Your assignment: Pick every line out of the entries below that has the string "JSON", and copy it.

Provided records:
——
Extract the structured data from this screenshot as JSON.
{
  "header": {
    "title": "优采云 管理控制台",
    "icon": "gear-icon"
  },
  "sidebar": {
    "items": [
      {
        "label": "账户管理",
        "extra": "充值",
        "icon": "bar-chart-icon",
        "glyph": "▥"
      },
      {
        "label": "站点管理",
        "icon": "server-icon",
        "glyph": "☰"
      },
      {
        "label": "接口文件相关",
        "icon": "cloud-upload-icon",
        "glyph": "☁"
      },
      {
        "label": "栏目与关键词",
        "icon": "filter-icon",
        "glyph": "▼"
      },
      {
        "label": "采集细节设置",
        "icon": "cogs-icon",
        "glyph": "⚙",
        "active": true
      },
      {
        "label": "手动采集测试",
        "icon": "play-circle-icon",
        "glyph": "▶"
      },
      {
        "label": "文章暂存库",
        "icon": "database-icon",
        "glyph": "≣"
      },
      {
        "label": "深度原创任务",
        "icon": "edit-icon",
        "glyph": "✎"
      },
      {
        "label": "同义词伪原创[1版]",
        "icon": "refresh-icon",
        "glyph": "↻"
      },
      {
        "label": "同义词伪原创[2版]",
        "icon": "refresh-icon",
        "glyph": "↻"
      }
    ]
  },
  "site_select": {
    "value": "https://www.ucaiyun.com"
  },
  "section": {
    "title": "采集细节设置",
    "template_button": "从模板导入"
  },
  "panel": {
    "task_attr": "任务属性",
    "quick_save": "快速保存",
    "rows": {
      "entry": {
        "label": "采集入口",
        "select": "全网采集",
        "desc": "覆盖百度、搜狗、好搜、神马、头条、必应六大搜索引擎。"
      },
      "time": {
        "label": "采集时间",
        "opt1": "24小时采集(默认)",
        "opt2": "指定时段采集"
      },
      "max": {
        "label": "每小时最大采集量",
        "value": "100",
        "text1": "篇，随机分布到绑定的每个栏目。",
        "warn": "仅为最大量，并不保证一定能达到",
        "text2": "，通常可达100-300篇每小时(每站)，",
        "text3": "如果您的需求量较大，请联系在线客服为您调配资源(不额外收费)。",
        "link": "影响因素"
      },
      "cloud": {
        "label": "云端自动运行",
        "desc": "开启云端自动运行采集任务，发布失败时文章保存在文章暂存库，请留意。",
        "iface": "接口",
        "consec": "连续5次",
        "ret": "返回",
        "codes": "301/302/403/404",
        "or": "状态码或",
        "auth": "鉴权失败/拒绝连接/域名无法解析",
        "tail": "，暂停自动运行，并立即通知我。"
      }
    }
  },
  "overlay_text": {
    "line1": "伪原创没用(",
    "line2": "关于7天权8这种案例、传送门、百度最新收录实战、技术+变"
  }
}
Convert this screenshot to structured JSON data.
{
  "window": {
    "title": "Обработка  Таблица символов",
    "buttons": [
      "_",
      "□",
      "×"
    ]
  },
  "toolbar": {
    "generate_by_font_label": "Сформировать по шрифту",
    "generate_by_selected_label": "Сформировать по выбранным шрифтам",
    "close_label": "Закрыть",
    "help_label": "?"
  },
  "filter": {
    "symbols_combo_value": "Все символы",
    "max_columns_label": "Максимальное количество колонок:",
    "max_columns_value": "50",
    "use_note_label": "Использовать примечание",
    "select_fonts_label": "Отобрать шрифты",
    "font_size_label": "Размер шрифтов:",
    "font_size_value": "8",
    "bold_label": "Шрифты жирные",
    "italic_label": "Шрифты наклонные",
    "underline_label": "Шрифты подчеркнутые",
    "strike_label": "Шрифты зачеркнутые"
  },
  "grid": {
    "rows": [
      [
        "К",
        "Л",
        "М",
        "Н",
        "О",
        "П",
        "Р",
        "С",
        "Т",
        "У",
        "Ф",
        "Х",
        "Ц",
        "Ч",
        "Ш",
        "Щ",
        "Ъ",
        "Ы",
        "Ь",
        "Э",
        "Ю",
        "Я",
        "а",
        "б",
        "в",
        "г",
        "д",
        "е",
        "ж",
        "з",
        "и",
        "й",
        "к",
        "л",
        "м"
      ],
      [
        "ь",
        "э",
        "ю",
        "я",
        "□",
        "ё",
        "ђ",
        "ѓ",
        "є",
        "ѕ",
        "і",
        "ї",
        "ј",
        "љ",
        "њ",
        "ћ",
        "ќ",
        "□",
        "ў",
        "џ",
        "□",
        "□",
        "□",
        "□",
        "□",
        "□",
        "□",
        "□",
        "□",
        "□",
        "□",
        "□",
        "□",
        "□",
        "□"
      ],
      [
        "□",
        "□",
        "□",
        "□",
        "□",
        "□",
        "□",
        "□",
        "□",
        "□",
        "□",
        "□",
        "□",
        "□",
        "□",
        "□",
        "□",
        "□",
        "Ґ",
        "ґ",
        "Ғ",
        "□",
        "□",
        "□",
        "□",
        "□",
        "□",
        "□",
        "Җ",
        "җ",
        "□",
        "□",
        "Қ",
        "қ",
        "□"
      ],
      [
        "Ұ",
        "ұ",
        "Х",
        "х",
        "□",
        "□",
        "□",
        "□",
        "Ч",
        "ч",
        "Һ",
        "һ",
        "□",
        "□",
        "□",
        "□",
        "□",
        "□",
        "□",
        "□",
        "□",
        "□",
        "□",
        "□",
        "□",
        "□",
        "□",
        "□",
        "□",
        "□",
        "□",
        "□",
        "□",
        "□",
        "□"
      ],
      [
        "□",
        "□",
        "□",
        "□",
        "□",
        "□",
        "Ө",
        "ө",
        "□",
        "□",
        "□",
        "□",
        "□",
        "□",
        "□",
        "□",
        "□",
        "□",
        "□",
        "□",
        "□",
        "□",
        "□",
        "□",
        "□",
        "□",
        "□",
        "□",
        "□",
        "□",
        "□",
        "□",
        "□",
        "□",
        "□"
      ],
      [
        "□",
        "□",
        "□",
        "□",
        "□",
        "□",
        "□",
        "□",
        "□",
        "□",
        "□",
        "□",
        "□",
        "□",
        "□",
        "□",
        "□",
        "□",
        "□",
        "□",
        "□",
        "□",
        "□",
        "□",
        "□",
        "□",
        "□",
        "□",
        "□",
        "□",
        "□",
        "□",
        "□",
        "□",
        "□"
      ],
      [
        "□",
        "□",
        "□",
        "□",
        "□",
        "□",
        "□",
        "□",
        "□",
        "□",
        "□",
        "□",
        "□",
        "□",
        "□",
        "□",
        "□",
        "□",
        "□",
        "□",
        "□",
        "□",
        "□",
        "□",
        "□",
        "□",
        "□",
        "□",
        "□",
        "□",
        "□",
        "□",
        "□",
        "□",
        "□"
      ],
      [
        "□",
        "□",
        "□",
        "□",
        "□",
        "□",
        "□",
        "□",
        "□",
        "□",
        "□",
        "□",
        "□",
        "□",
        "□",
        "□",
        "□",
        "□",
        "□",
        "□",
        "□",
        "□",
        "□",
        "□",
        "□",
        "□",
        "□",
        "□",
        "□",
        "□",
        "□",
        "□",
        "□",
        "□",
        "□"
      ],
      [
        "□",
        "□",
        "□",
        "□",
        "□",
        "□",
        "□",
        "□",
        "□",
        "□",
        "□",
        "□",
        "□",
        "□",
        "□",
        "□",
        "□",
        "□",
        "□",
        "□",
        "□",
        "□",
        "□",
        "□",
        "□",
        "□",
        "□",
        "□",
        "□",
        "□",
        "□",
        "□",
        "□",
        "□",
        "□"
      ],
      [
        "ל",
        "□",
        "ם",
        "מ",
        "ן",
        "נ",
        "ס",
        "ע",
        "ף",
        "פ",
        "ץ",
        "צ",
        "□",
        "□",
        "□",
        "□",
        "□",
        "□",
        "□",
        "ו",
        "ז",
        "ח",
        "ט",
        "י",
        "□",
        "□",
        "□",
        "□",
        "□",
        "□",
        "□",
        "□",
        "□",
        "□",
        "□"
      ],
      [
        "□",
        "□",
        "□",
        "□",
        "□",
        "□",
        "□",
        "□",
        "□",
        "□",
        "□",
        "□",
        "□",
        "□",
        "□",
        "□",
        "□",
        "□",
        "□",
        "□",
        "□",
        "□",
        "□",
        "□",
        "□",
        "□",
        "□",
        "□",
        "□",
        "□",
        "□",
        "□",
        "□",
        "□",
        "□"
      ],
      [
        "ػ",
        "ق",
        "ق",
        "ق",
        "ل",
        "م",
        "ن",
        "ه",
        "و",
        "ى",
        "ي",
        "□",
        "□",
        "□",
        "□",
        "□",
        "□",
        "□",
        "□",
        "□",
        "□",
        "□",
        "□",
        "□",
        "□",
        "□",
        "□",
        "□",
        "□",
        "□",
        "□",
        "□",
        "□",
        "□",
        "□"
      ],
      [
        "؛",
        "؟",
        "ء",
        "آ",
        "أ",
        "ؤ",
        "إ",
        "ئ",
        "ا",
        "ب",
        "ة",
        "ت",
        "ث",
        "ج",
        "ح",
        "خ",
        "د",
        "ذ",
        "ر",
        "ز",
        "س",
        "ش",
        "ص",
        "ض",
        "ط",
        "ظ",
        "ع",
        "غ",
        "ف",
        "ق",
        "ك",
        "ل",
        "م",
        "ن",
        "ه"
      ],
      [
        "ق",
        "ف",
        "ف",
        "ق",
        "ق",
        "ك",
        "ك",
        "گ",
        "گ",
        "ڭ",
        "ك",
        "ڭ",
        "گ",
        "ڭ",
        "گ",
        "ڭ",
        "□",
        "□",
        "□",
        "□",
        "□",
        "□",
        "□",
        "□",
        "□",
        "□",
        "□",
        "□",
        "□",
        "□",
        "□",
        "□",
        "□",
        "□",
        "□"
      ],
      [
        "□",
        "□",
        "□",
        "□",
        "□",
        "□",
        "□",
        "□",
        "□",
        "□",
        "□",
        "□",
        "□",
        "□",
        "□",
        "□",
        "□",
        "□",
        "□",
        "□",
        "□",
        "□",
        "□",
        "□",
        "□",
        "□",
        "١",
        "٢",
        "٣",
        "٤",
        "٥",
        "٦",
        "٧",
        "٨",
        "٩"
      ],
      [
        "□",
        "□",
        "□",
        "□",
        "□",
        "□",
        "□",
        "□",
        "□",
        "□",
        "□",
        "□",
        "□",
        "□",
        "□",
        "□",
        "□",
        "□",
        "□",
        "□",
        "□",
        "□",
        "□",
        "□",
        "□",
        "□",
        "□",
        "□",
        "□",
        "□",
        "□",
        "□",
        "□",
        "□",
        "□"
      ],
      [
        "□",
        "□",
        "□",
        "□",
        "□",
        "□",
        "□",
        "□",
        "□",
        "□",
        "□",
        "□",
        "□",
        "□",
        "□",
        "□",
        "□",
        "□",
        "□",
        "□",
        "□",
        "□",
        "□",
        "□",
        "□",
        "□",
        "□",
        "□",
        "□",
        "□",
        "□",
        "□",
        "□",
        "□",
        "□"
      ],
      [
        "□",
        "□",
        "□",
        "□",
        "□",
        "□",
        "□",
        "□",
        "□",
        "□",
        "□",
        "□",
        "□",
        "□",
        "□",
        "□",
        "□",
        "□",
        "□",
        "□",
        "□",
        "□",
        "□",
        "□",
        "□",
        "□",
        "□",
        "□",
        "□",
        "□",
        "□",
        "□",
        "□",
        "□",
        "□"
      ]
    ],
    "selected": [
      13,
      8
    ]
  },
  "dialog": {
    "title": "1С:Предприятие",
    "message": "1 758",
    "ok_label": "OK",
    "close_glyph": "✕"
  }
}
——
Solution to this problem:
Extract the structured data from this screenshot as JSON.
Convert this screenshot to structured JSON data.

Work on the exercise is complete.